In order to get from the main to the helix base required a piece of plywood subroadbed, so first I made a cardboard template.
As you will notice I also had to cut a piece of the upright support in order to get the track through the backdrop. With the template in hand I went out to the garage to cut the piece out of plywood. Took no time at all and the piece dropped right into place.
As you can see, everything was moving along so well that I had the cork roadbed in place before I realized that I had not taken a picture of just the plywood piece in place. You can see towards the top of the picture that the cork roadbed is laid all the way around and comes up just short of the bridge.

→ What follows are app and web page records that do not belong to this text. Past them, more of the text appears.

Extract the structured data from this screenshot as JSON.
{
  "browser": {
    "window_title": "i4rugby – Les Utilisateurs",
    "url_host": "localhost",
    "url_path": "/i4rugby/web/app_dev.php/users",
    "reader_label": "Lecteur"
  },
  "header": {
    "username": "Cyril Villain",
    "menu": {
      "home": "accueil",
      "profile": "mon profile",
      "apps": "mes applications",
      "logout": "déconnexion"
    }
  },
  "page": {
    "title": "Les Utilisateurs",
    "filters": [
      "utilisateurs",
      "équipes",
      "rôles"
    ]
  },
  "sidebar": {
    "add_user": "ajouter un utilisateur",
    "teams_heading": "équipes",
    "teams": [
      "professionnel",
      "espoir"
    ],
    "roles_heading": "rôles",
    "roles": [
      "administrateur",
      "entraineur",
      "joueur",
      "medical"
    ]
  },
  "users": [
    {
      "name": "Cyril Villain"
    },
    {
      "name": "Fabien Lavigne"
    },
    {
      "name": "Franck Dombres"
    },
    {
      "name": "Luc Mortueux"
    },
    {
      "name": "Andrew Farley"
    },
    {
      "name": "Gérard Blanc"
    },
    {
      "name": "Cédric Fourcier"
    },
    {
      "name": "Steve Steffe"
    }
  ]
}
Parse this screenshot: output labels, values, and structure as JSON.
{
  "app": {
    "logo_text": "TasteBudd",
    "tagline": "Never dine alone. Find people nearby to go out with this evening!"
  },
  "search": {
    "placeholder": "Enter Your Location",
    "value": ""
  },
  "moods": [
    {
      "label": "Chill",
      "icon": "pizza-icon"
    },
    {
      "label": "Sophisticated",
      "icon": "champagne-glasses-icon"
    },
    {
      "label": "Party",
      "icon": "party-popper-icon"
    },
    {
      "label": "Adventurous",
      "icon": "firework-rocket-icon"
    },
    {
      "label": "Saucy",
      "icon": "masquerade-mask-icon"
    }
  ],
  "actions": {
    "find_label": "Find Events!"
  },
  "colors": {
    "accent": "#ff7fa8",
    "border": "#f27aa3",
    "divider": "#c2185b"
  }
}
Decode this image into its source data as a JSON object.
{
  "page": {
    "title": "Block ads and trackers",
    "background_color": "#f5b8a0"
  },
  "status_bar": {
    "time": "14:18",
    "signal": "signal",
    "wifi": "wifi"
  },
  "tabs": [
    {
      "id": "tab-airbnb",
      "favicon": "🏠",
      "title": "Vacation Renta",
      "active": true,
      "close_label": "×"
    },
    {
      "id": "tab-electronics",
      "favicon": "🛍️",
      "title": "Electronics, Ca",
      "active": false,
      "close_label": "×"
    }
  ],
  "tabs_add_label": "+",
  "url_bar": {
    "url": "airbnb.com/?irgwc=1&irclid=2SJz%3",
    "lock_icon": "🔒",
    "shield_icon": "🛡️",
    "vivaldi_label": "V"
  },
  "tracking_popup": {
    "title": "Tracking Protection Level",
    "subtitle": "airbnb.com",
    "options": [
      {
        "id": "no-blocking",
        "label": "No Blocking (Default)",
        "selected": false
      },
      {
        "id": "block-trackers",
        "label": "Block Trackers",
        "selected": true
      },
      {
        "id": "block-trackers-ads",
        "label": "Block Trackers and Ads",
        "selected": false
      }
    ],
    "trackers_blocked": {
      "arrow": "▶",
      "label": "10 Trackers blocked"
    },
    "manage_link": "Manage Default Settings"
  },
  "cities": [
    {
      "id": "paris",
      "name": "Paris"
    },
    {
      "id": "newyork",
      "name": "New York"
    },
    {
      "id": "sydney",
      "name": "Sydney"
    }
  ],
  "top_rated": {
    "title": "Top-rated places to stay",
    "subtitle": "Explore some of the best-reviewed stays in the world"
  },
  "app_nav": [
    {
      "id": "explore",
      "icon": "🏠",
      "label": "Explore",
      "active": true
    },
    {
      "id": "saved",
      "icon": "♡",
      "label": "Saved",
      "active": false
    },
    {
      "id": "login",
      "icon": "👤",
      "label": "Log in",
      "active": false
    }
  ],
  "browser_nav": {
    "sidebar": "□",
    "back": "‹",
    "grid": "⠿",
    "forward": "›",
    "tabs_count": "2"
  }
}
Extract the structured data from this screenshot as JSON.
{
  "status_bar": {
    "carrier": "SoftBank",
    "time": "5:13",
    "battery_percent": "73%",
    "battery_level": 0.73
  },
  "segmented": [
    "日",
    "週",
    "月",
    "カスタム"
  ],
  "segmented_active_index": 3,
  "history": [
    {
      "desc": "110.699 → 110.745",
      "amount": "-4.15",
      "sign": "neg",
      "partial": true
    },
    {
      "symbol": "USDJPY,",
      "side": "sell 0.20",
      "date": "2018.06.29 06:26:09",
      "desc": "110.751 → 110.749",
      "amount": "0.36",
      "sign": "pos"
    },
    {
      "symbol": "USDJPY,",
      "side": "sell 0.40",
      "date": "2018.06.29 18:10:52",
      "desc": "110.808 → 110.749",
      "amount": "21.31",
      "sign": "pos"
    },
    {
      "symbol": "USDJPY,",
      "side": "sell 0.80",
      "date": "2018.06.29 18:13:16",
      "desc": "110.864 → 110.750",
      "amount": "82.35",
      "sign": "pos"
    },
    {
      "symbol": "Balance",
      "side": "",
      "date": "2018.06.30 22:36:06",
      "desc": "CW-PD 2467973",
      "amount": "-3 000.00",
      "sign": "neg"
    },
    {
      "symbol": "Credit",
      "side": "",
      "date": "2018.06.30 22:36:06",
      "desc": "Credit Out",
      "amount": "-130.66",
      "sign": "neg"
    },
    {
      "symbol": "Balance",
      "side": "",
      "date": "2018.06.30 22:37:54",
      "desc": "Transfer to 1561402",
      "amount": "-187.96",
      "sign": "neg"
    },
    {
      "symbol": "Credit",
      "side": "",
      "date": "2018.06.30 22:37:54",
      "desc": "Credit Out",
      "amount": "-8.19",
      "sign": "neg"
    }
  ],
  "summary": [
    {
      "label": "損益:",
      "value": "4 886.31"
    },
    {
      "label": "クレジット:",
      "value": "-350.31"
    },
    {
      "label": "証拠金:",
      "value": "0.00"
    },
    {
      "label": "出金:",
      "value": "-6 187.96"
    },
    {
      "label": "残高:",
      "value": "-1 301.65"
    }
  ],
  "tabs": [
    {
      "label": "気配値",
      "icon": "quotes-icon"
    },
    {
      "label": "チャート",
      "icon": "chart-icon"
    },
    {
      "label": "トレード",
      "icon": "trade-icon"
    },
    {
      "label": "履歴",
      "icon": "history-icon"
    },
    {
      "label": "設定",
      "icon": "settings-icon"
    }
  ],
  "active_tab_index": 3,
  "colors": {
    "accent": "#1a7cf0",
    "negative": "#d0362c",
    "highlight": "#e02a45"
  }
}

It’s at this point that I realized that I was moving way to fast. First of all, if I had not stopped and laid the cork up to the bridge, I then would have started to lay the track and if I had done that I would have then had to tear some of it up. See the picture below and I will explain.
As you can see in the picture above, the street is not finished or mounted to the plywood base. In order to do that I have to pull out the bridge abutments ( which also needs to be mounted ). So I stopped and I will have to get the street painted and permanently mount both the abutments and street.
More importantly I realized that even if I get the return loop in and running, building the helix is kind of stupid.
I think I have been fixated on the helix because I have never built one. I have built layouts before, built benchwork, laid track and wired it. I have built scenery and backdrops, but I have never built a helix and it is one of the untried challenges that I have been looking forward too. If I started it now, it be a helix to no where. If you can’t run a train to the helix, then what use is the helix.
I mentioned early on that my plan was to work linearly and building the helix now would be jumping ahead. Besides, if I don’t get the rest of the subroadbed in place then the starting height of the helix is just a guess.
So the plan now is to get the rest of the subroadbed in place on the lower level. I started with the next town in line between Jackson and the helix. This will be the town of Brandon, a smaller agricultural based town. I installed the base for this town and was able to figure out where the tracks will enter the helix, although the exact height has yet to be established.
With the starting point for the helix established I worked around the outline of the helix and marked where all the support risers will go. It probably isn’t all that important, but it gave me an idea if there will be any conflicts with anything else that would make installation a problem.
The only other base plywood to install is for New Brighton, I have it cut and just have to install it. After it is in I will begin laying out the mainline and then the sidings. Then the track, wiring etc… Get the mainline running to the helix and then the helix.
Till later… Happy Railroading